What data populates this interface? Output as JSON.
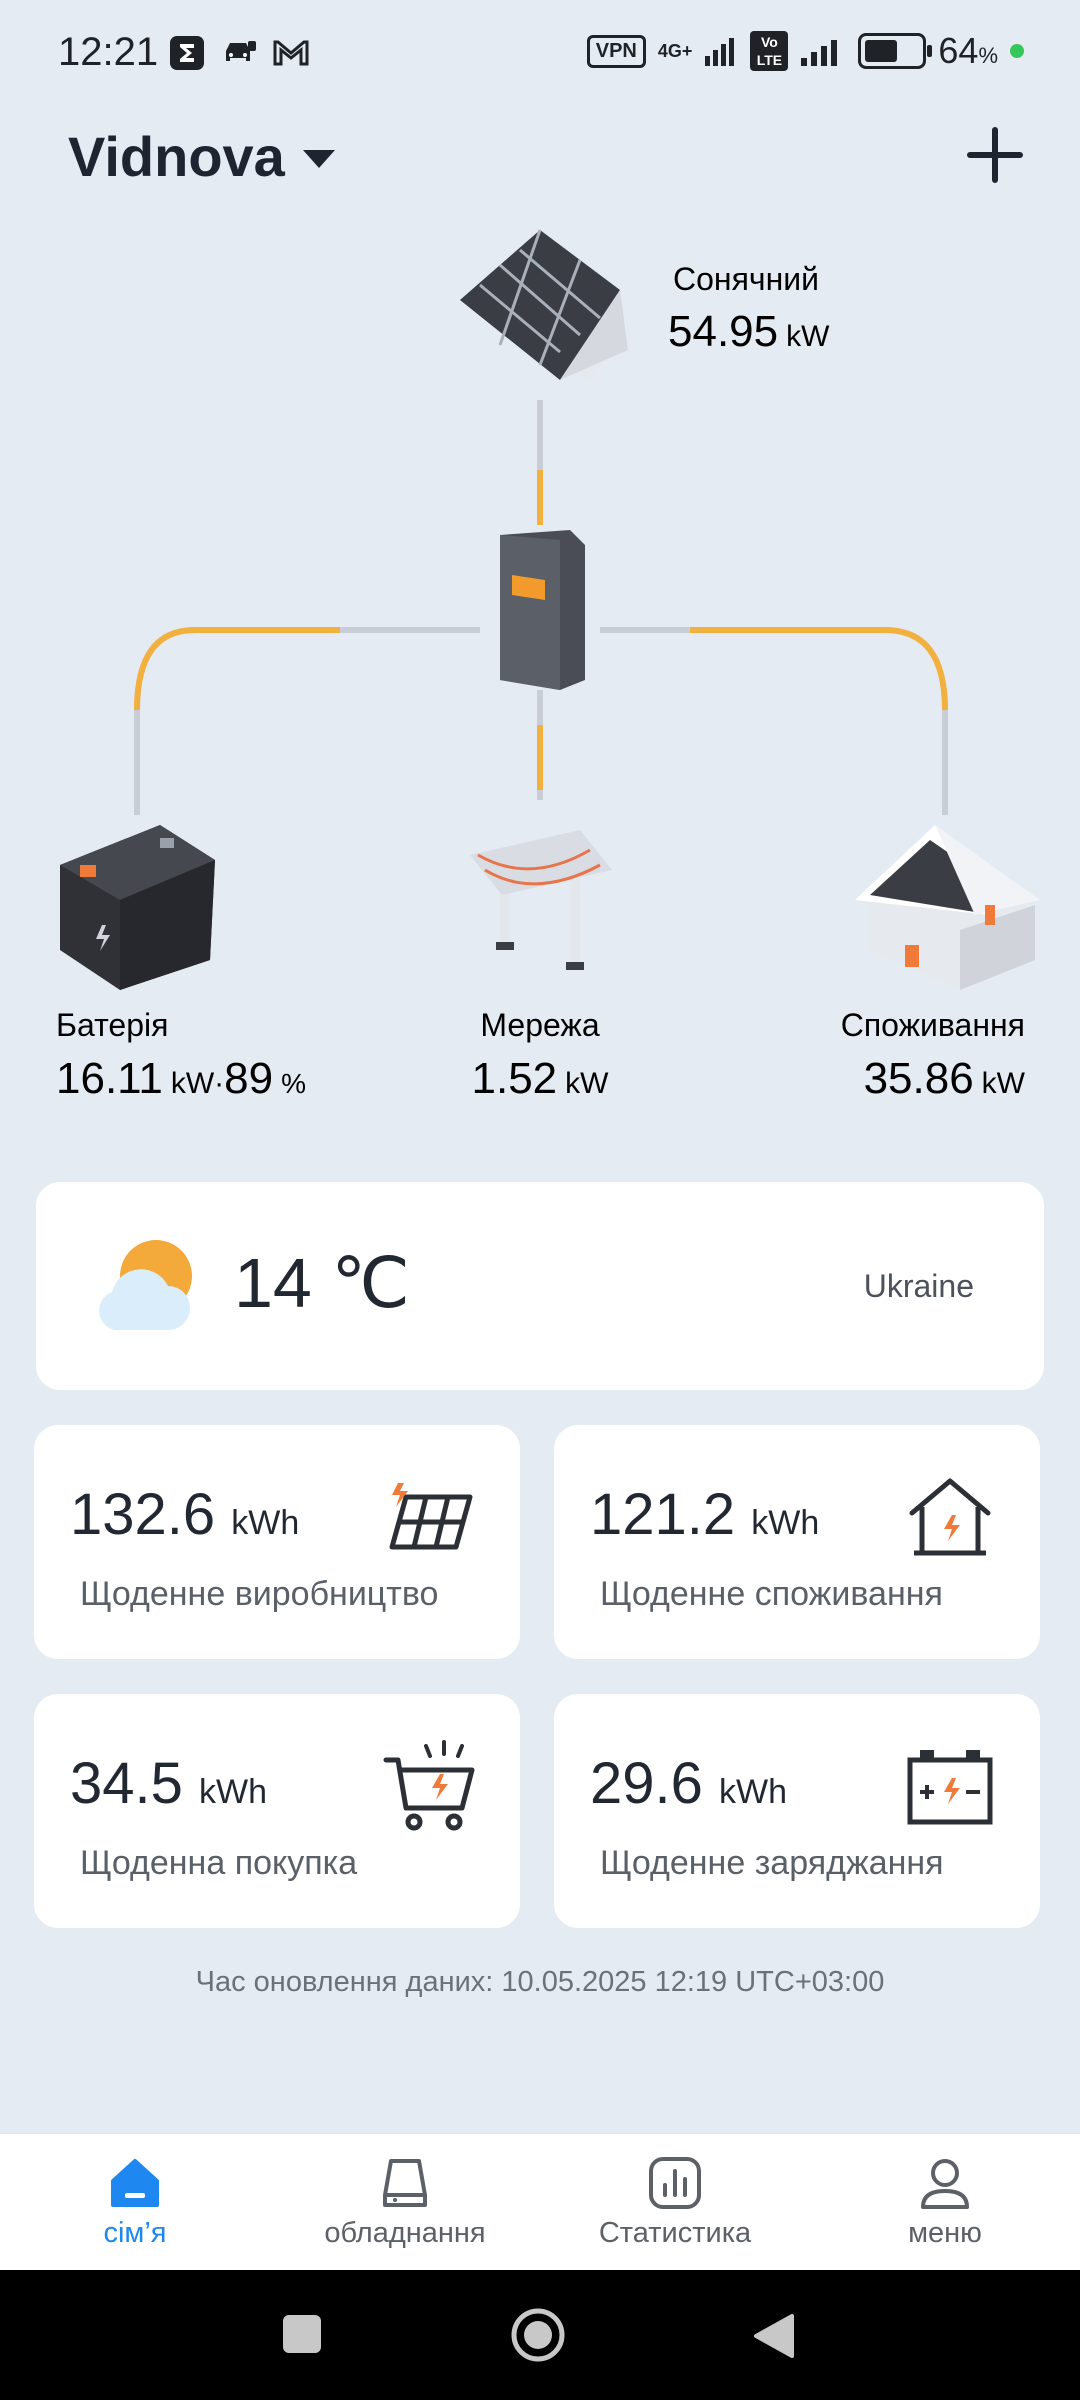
{
  "status_bar": {
    "time": "12:21",
    "vpn": "VPN",
    "network": "4G+",
    "volte": "Vo LTE",
    "battery_percent": "64",
    "battery_percent_symbol": "%",
    "battery_level": 0.64,
    "icons": [
      "sigma-app-icon",
      "car-icon",
      "gmail-icon",
      "signal-icon",
      "signal-icon-2",
      "battery-icon"
    ]
  },
  "header": {
    "site_name": "Vidnova",
    "add_icon": "plus-icon"
  },
  "flow": {
    "solar": {
      "label": "Сонячний",
      "value": "54.95",
      "unit": "kW"
    },
    "battery": {
      "label": "Батерія",
      "value": "16.11",
      "unit": "kW",
      "separator": "·",
      "soc": "89",
      "soc_unit": "%"
    },
    "grid": {
      "label": "Мережа",
      "value": "1.52",
      "unit": "kW"
    },
    "consumption": {
      "label": "Споживання",
      "value": "35.86",
      "unit": "kW"
    },
    "colors": {
      "active_line": "#f2b13f",
      "idle_line": "#c9ced6"
    }
  },
  "weather": {
    "temperature": "14 ℃",
    "location": "Ukraine",
    "icon": "partly-cloudy-icon"
  },
  "stats": [
    {
      "value": "132.6",
      "unit": "kWh",
      "label": "Щоденне виробництво",
      "icon": "solar-panel-icon"
    },
    {
      "value": "121.2",
      "unit": "kWh",
      "label": "Щоденне споживання",
      "icon": "house-icon"
    },
    {
      "value": "34.5",
      "unit": "kWh",
      "label": "Щоденна покупка",
      "icon": "shopping-cart-icon"
    },
    {
      "value": "29.6",
      "unit": "kWh",
      "label": "Щоденне заряджання",
      "icon": "battery-charge-icon"
    }
  ],
  "update_time": "Час оновлення даних: 10.05.2025 12:19 UTC+03:00",
  "bottom_nav": [
    {
      "label": "сім’я",
      "icon": "home-icon",
      "active": true
    },
    {
      "label": "обладнання",
      "icon": "device-icon",
      "active": false
    },
    {
      "label": "Статистика",
      "icon": "chart-icon",
      "active": false
    },
    {
      "label": "меню",
      "icon": "user-icon",
      "active": false
    }
  ],
  "accent_color": "#1e88f0",
  "icon_accent": "#f07a3a"
}
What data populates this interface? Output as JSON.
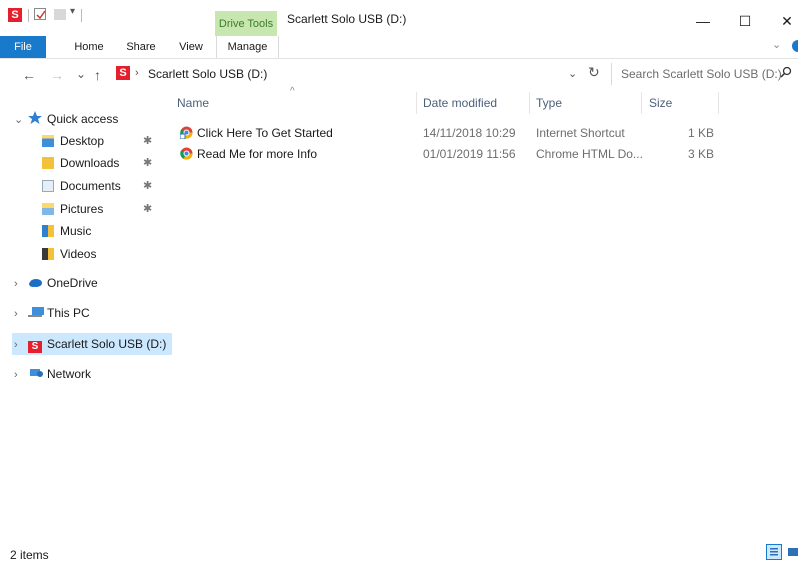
{
  "window": {
    "title": "Scarlett Solo USB (D:)",
    "app_icon_letter": "S",
    "minimize_glyph": "—",
    "maximize_glyph": "☐",
    "close_glyph": "✕",
    "context_tab": "Drive Tools"
  },
  "ribbon": {
    "tabs": [
      "File",
      "Home",
      "Share",
      "View",
      "Manage"
    ]
  },
  "address": {
    "back_glyph": "←",
    "forward_glyph": "→",
    "recent_glyph": "⌄",
    "up_glyph": "↑",
    "separator": "›",
    "path": "Scarlett Solo USB (D:)",
    "dropdown_glyph": "⌄",
    "refresh_glyph": "↻"
  },
  "search": {
    "placeholder": "Search Scarlett Solo USB (D:)"
  },
  "sidebar": {
    "quick_access": "Quick access",
    "quick_items": [
      {
        "label": "Desktop",
        "icon": "desktop-folder-icon",
        "pinned": true
      },
      {
        "label": "Downloads",
        "icon": "downloads-folder-icon",
        "pinned": true
      },
      {
        "label": "Documents",
        "icon": "documents-folder-icon",
        "pinned": true
      },
      {
        "label": "Pictures",
        "icon": "pictures-folder-icon",
        "pinned": true
      },
      {
        "label": "Music",
        "icon": "music-folder-icon",
        "pinned": false
      },
      {
        "label": "Videos",
        "icon": "videos-folder-icon",
        "pinned": false
      }
    ],
    "onedrive": "OneDrive",
    "this_pc": "This PC",
    "drive": "Scarlett Solo USB (D:)",
    "network": "Network",
    "expand_glyph": "›",
    "collapse_glyph": "⌄",
    "pin_glyph": "✱"
  },
  "columns": {
    "name": "Name",
    "date": "Date modified",
    "type": "Type",
    "size": "Size",
    "sort_glyph": "^"
  },
  "files": [
    {
      "name": "Click Here To Get Started",
      "date": "14/11/2018 10:29",
      "type": "Internet Shortcut",
      "size": "1 KB"
    },
    {
      "name": "Read Me for more Info",
      "date": "01/01/2019 11:56",
      "type": "Chrome HTML Do...",
      "size": "3 KB"
    }
  ],
  "status": {
    "item_count": "2 items"
  },
  "colors": {
    "accent": "#1979ca",
    "selection": "#cce8ff",
    "drive_tools": "#c8e6b0",
    "brand_red": "#e5202e"
  }
}
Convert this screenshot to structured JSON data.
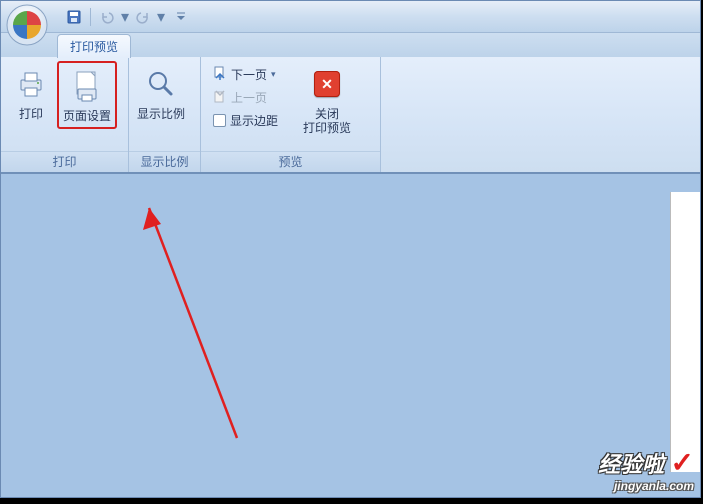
{
  "tab": {
    "label": "打印预览"
  },
  "groups": {
    "print": {
      "label": "打印",
      "print_btn": "打印",
      "page_setup_btn": "页面设置"
    },
    "zoom": {
      "label": "显示比例",
      "zoom_btn": "显示比例"
    },
    "preview": {
      "label": "预览",
      "next_page": "下一页",
      "prev_page": "上一页",
      "show_margins": "显示边距",
      "close_line1": "关闭",
      "close_line2": "打印预览"
    }
  },
  "watermark": {
    "brand": "经验啦",
    "url": "jingyanla.com"
  }
}
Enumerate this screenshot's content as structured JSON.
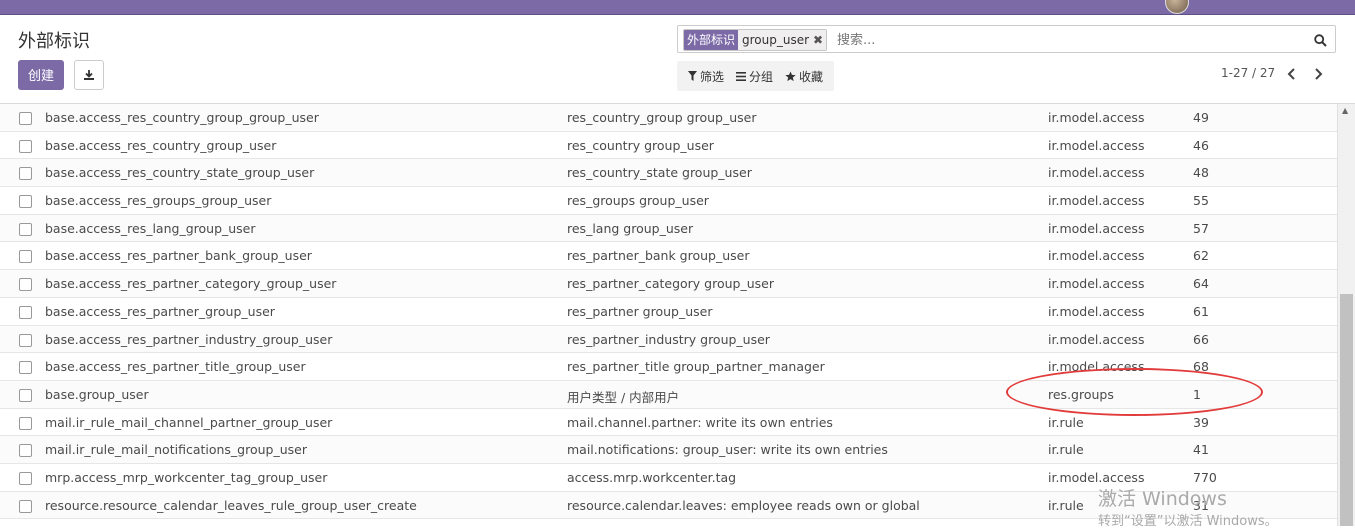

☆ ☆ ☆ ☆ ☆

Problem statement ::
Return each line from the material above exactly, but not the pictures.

Exercise solution ::
What data populates this interface? Output as JSON.
{
  "status_bar": {
    "time": "12:21",
    "vpn": "VPN",
    "network": "4G+",
    "volte": "Vo LTE",
    "battery_percent": "64",
    "battery_percent_symbol": "%",
    "battery_level": 0.64,
    "icons": [
      "sigma-app-icon",
      "car-icon",
      "gmail-icon",
      "signal-icon",
      "signal-icon-2",
      "battery-icon"
    ]
  },
  "header": {
    "site_name": "Vidnova",
    "add_icon": "plus-icon"
  },
  "flow": {
    "solar": {
      "label": "Сонячний",
      "value": "54.95",
      "unit": "kW"
    },
    "battery": {
      "label": "Батерія",
      "value": "16.11",
      "unit": "kW",
      "separator": "·",
      "soc": "89",
      "soc_unit": "%"
    },
    "grid": {
      "label": "Мережа",
      "value": "1.52",
      "unit": "kW"
    },
    "consumption": {
      "label": "Споживання",
      "value": "35.86",
      "unit": "kW"
    },
    "colors": {
      "active_line": "#f2b13f",
      "idle_line": "#c9ced6"
    }
  },
  "weather": {
    "temperature": "14 ℃",
    "location": "Ukraine",
    "icon": "partly-cloudy-icon"
  },
  "stats": [
    {
      "value": "132.6",
      "unit": "kWh",
      "label": "Щоденне виробництво",
      "icon": "solar-panel-icon"
    },
    {
      "value": "121.2",
      "unit": "kWh",
      "label": "Щоденне споживання",
      "icon": "house-icon"
    },
    {
      "value": "34.5",
      "unit": "kWh",
      "label": "Щоденна покупка",
      "icon": "shopping-cart-icon"
    },
    {
      "value": "29.6",
      "unit": "kWh",
      "label": "Щоденне заряджання",
      "icon": "battery-charge-icon"
    }
  ],
  "update_time": "Час оновлення даних: 10.05.2025 12:19 UTC+03:00",
  "bottom_nav": [
    {
      "label": "сім’я",
      "icon": "home-icon",
      "active": true
    },
    {
      "label": "обладнання",
      "icon": "device-icon",
      "active": false
    },
    {
      "label": "Статистика",
      "icon": "chart-icon",
      "active": false
    },
    {
      "label": "меню",
      "icon": "user-icon",
      "active": false
    }
  ],
  "accent_color": "#1e88f0",
  "icon_accent": "#f07a3a"
}
What data populates this interface? Output as JSON.
{
  "window": {
    "title": "Scarlett Solo USB (D:)",
    "app_icon_letter": "S",
    "minimize_glyph": "—",
    "maximize_glyph": "☐",
    "close_glyph": "✕",
    "context_tab": "Drive Tools"
  },
  "ribbon": {
    "tabs": [
      "File",
      "Home",
      "Share",
      "View",
      "Manage"
    ]
  },
  "address": {
    "back_glyph": "←",
    "forward_glyph": "→",
    "recent_glyph": "⌄",
    "up_glyph": "↑",
    "separator": "›",
    "path": "Scarlett Solo USB (D:)",
    "dropdown_glyph": "⌄",
    "refresh_glyph": "↻"
  },
  "search": {
    "placeholder": "Search Scarlett Solo USB (D:)"
  },
  "sidebar": {
    "quick_access": "Quick access",
    "quick_items": [
      {
        "label": "Desktop",
        "icon": "desktop-folder-icon",
        "pinned": true
      },
      {
        "label": "Downloads",
        "icon": "downloads-folder-icon",
        "pinned": true
      },
      {
        "label": "Documents",
        "icon": "documents-folder-icon",
        "pinned": true
      },
      {
        "label": "Pictures",
        "icon": "pictures-folder-icon",
        "pinned": true
      },
      {
        "label": "Music",
        "icon": "music-folder-icon",
        "pinned": false
      },
      {
        "label": "Videos",
        "icon": "videos-folder-icon",
        "pinned": false
      }
    ],
    "onedrive": "OneDrive",
    "this_pc": "This PC",
    "drive": "Scarlett Solo USB (D:)",
    "network": "Network",
    "expand_glyph": "›",
    "collapse_glyph": "⌄",
    "pin_glyph": "✱"
  },
  "columns": {
    "name": "Name",
    "date": "Date modified",
    "type": "Type",
    "size": "Size",
    "sort_glyph": "^"
  },
  "files": [
    {
      "name": "Click Here To Get Started",
      "date": "14/11/2018 10:29",
      "type": "Internet Shortcut",
      "size": "1 KB"
    },
    {
      "name": "Read Me for more Info",
      "date": "01/01/2019 11:56",
      "type": "Chrome HTML Do...",
      "size": "3 KB"
    }
  ],
  "status": {
    "item_count": "2 items"
  },
  "colors": {
    "accent": "#1979ca",
    "selection": "#cce8ff",
    "drive_tools": "#c8e6b0",
    "brand_red": "#e5202e"
  }
}
Convert this screenshot to structured JSON data.
{
  "tab": {
    "label": "打印预览"
  },
  "groups": {
    "print": {
      "label": "打印",
      "print_btn": "打印",
      "page_setup_btn": "页面设置"
    },
    "zoom": {
      "label": "显示比例",
      "zoom_btn": "显示比例"
    },
    "preview": {
      "label": "预览",
      "next_page": "下一页",
      "prev_page": "上一页",
      "show_margins": "显示边距",
      "close_line1": "关闭",
      "close_line2": "打印预览"
    }
  },
  "watermark": {
    "brand": "经验啦",
    "url": "jingyanla.com"
  }
}
Enumerate this screenshot's content as structured JSON.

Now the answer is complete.